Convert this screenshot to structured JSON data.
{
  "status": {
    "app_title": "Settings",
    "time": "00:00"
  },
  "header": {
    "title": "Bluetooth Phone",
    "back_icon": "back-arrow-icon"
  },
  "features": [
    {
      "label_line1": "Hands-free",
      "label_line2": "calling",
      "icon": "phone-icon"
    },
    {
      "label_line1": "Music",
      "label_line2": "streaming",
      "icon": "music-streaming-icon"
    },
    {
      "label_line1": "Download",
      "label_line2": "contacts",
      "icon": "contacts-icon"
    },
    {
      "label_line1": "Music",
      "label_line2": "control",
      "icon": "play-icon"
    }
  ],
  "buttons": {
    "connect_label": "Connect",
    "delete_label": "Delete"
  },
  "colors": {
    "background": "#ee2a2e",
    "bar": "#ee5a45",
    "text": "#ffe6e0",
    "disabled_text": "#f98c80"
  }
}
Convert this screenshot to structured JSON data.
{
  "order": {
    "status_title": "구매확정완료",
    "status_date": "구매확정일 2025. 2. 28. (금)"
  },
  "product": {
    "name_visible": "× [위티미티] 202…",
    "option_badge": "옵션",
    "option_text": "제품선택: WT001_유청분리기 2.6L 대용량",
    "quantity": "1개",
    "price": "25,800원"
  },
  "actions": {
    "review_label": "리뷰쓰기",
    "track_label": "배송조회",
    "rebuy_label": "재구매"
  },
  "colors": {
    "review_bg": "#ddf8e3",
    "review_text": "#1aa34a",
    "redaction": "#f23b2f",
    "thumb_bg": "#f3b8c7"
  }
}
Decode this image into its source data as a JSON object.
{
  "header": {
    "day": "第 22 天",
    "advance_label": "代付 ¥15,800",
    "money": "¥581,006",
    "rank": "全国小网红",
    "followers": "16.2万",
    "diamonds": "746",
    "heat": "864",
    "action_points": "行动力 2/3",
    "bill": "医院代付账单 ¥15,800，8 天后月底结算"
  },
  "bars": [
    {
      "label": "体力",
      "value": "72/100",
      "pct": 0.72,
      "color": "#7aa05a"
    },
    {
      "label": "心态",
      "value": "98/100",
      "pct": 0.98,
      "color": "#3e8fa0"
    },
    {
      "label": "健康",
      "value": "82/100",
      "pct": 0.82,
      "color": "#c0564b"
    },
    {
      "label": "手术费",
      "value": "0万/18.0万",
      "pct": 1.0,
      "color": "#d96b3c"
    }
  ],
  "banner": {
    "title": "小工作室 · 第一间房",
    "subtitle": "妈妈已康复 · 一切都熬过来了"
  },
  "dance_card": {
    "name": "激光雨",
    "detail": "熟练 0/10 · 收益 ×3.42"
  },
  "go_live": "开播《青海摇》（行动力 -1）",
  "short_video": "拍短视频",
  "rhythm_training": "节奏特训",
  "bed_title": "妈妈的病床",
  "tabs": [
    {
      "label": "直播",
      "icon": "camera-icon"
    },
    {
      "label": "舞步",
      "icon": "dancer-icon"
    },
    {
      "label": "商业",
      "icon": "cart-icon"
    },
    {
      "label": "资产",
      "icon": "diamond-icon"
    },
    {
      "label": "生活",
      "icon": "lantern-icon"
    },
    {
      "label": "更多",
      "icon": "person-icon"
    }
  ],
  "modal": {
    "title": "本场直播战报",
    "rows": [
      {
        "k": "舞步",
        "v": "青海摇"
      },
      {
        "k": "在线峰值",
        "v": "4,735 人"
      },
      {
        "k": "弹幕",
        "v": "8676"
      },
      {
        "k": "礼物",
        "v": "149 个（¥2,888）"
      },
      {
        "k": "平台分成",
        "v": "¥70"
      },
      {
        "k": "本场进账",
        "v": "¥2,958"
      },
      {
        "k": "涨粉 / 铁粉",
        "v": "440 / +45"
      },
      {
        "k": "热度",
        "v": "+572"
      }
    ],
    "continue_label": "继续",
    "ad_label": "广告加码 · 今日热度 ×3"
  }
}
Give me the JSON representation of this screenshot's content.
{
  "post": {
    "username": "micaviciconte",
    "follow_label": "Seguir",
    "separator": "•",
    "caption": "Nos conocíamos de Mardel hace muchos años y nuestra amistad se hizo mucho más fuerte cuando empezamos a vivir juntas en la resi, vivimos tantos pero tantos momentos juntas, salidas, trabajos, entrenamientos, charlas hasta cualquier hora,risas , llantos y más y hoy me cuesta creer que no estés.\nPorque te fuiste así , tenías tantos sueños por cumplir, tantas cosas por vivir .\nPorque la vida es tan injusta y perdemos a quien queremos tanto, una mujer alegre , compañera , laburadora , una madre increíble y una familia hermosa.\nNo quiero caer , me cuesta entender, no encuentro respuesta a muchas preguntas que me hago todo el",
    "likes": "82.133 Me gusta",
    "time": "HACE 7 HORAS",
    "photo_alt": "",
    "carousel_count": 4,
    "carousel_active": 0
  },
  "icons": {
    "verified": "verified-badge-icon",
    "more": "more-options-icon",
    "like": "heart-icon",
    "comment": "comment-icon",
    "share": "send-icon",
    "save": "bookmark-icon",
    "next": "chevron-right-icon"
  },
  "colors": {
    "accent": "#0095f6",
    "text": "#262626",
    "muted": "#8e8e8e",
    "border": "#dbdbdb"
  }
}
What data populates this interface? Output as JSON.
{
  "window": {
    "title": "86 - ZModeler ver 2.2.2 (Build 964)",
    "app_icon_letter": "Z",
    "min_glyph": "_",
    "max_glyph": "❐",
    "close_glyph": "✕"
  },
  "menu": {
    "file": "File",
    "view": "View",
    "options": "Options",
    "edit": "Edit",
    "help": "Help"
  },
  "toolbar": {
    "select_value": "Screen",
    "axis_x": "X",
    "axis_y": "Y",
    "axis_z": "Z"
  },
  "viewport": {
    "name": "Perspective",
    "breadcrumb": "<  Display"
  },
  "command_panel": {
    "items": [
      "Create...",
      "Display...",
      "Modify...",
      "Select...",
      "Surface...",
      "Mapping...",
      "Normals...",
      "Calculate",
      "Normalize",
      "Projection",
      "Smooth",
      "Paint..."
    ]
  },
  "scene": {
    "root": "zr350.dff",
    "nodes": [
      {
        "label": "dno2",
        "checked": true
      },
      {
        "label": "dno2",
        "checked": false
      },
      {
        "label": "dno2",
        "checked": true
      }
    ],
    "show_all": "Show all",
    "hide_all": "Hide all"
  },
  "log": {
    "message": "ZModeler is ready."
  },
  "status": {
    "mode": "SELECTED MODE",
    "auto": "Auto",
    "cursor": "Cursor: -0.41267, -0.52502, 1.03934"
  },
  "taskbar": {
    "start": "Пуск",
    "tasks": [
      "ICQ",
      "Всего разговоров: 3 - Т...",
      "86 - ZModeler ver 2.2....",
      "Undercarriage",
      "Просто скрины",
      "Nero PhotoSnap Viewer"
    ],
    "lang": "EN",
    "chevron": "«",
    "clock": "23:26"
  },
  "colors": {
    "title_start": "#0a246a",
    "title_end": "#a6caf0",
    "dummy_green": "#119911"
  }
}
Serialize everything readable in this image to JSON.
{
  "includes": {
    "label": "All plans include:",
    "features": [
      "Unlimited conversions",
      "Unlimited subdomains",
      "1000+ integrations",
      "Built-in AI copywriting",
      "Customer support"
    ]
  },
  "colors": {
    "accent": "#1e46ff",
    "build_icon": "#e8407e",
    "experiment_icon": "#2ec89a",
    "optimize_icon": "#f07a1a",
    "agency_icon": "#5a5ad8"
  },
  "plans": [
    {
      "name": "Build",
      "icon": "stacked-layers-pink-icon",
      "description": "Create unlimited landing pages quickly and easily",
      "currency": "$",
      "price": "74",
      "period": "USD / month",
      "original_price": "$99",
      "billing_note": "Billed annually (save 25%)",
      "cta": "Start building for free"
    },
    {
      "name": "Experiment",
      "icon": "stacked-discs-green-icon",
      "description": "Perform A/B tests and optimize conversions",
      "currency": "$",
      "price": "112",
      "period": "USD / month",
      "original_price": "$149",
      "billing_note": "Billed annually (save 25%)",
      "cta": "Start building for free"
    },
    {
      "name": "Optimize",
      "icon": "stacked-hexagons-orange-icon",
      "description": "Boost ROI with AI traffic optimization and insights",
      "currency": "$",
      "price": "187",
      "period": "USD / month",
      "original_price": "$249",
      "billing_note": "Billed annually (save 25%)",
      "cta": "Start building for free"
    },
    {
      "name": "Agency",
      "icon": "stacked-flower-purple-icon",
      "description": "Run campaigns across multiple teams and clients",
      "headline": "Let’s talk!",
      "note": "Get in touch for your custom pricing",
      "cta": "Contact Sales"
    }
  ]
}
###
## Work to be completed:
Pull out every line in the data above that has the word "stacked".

## Solution to this exercise:
      "icon": "stacked-layers-pink-icon",
      "icon": "stacked-discs-green-icon",
      "icon": "stacked-hexagons-orange-icon",
      "icon": "stacked-flower-purple-icon",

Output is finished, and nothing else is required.